### ACTIVITY
Wherever a line in the records contains the word "title", return that line.

Collection entries
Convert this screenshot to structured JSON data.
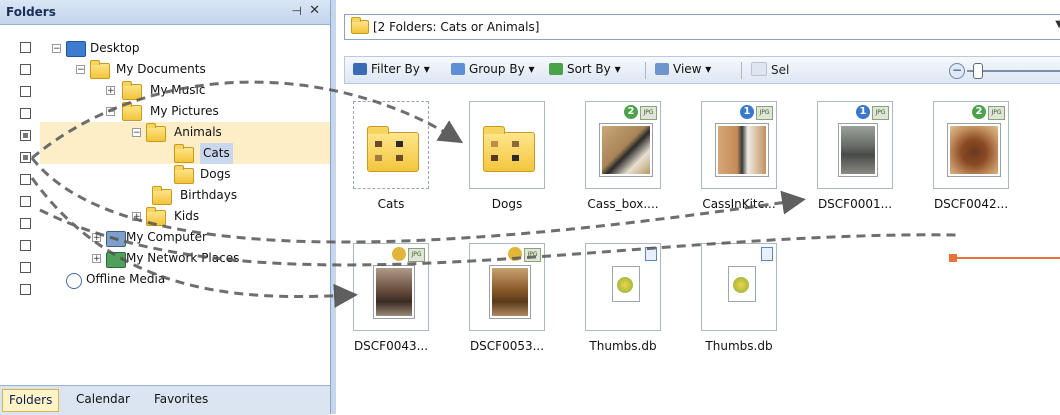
{
  "folders_panel": {
    "title": "Folders",
    "pin_glyph": "⊣",
    "close_glyph": "✕",
    "tree": [
      {
        "label": "Desktop",
        "icon": "desktop-icon"
      },
      {
        "label": "My Documents",
        "icon": "documents-folder-icon"
      },
      {
        "label": "My Music",
        "icon": "music-folder-icon"
      },
      {
        "label": "My Pictures",
        "icon": "pictures-folder-icon"
      },
      {
        "label": "Animals",
        "icon": "folder-icon"
      },
      {
        "label": "Cats",
        "icon": "folder-icon"
      },
      {
        "label": "Dogs",
        "icon": "folder-icon"
      },
      {
        "label": "Birthdays",
        "icon": "folder-icon"
      },
      {
        "label": "Kids",
        "icon": "folder-icon"
      },
      {
        "label": "My Computer",
        "icon": "computer-icon"
      },
      {
        "label": "My Network Places",
        "icon": "network-icon"
      },
      {
        "label": "Offline Media",
        "icon": "offline-media-icon"
      }
    ],
    "tabs": [
      "Folders",
      "Calendar",
      "Favorites"
    ]
  },
  "address_bar": {
    "text": "[2 Folders: Cats or Animals]"
  },
  "toolbar": {
    "filter_by": "Filter By",
    "group_by": "Group By",
    "sort_by": "Sort By",
    "view": "View",
    "select": "Sel"
  },
  "items": [
    {
      "name": "Cats",
      "type": "folder"
    },
    {
      "name": "Dogs",
      "type": "folder"
    },
    {
      "name": "Cass_box....",
      "type": "photo",
      "badge": "2",
      "badge_color": "#4aa34a"
    },
    {
      "name": "CassInKitc...",
      "type": "photo",
      "badge": "1",
      "badge_color": "#3a78c9"
    },
    {
      "name": "DSCF0001...",
      "type": "photo",
      "badge": "1",
      "badge_color": "#3a78c9"
    },
    {
      "name": "DSCF0042...",
      "type": "photo",
      "badge": "2",
      "badge_color": "#4aa34a"
    },
    {
      "name": "DSCF0043...",
      "type": "photo",
      "badge": "",
      "badge_color": "#e0b53a"
    },
    {
      "name": "DSCF0053...",
      "type": "photo",
      "badge": "",
      "badge_color": "#e0b53a"
    },
    {
      "name": "Thumbs.db",
      "type": "db"
    },
    {
      "name": "Thumbs.db",
      "type": "db"
    }
  ],
  "jpg_tag": "JPG",
  "colors": {
    "selection": "#fdeec8",
    "accent_line": "#e8733a",
    "panel_border": "#8aa4c8"
  }
}
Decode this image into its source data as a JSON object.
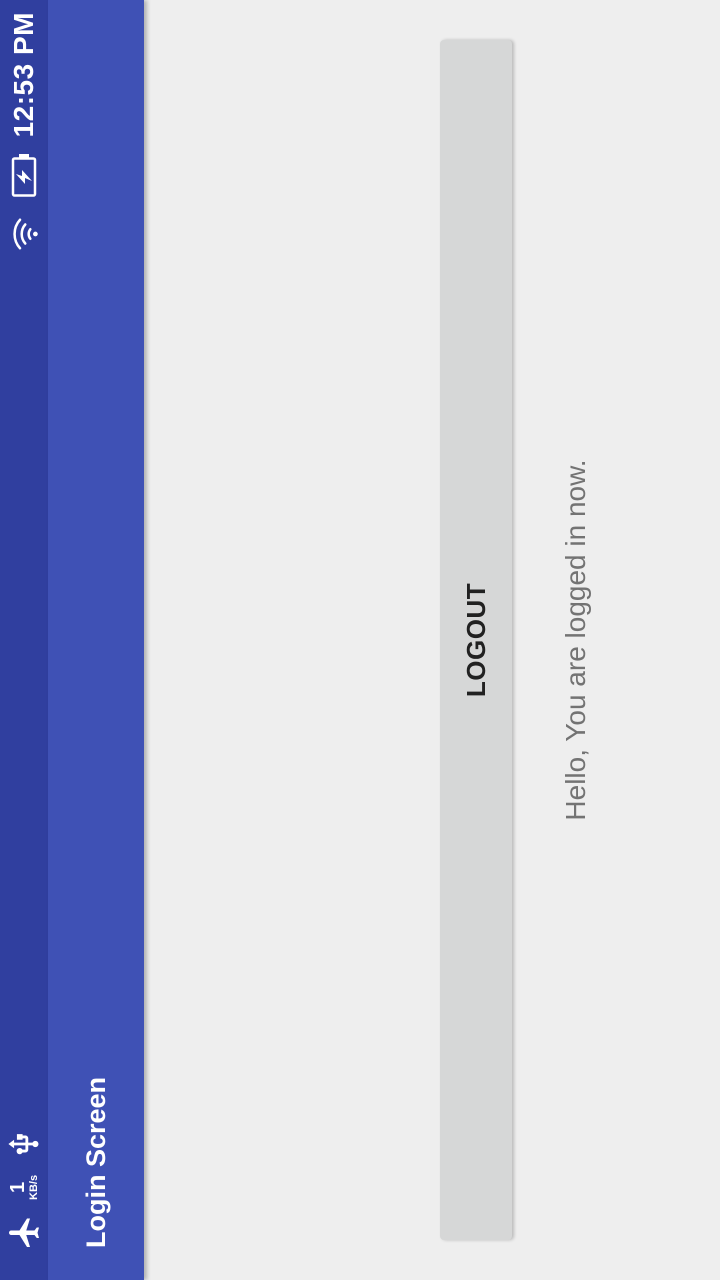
{
  "status_bar": {
    "time": "12:53 PM",
    "net_speed_value": "1",
    "net_speed_unit": "KB/s",
    "icons": [
      "airplane-icon",
      "usb-icon",
      "wifi-icon",
      "battery-charging-icon"
    ]
  },
  "app_bar": {
    "title": "Login Screen"
  },
  "main": {
    "logout_label": "LOGOUT",
    "message": "Hello, You are logged in now."
  },
  "colors": {
    "status_bar": "#303f9f",
    "app_bar": "#3f51b5",
    "background": "#eeeeee",
    "button": "#d6d7d7"
  }
}
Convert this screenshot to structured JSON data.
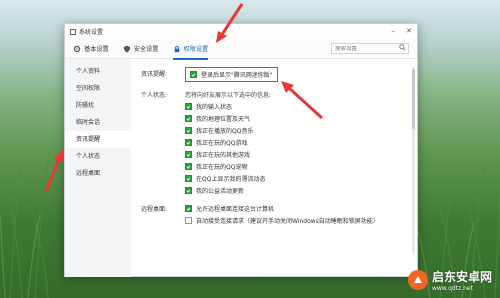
{
  "window": {
    "title": "系统设置"
  },
  "tabs": [
    {
      "label": "基本设置",
      "icon": "gear-icon"
    },
    {
      "label": "安全设置",
      "icon": "shield-icon"
    },
    {
      "label": "权限设置",
      "icon": "lock-icon",
      "active": true
    }
  ],
  "search": {
    "placeholder": "搜索设置"
  },
  "sidebar": {
    "items": [
      {
        "label": "个人资料"
      },
      {
        "label": "空间权限"
      },
      {
        "label": "防骚扰"
      },
      {
        "label": "临时会话"
      },
      {
        "label": "资讯提醒",
        "active": true
      },
      {
        "label": "个人状态"
      },
      {
        "label": "远程桌面"
      }
    ]
  },
  "news": {
    "label": "资讯提醒:",
    "option": "登录后显示\"腾讯网迷你版\"",
    "checked": true
  },
  "status": {
    "label": "个人状态:",
    "hint": "您将向好友展示以下选中的信息:",
    "options": [
      {
        "text": "我的输入状态",
        "checked": true
      },
      {
        "text": "我的地理位置及天气",
        "checked": true
      },
      {
        "text": "我正在播放的QQ音乐",
        "checked": true
      },
      {
        "text": "我正在玩的QQ游戏",
        "checked": true
      },
      {
        "text": "我正在玩的其他游戏",
        "checked": true
      },
      {
        "text": "我正在玩的QQ宠物",
        "checked": true
      },
      {
        "text": "在QQ上显示我的漂流动态",
        "checked": true
      },
      {
        "text": "我的公益活动更新",
        "checked": true
      }
    ]
  },
  "remote": {
    "label": "远程桌面:",
    "options": [
      {
        "text": "允许远程桌面连接这台计算机",
        "checked": true
      },
      {
        "text": "自动接受连接请求（建议开手动关闭Windows自动睡眠和锁屏功能）",
        "checked": false
      }
    ]
  },
  "watermark": {
    "title": "启东安卓网",
    "url": "www.qdtz.net"
  },
  "colors": {
    "accent": "#1b6ec2",
    "check": "#2ea33a",
    "annotation": "#e53935",
    "brand": "#f26522"
  }
}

### TASK RESULT
    "title": "Folders",
    "title": "Login Screen"
    "title": "系统设置"
    "title": "启东安卓网",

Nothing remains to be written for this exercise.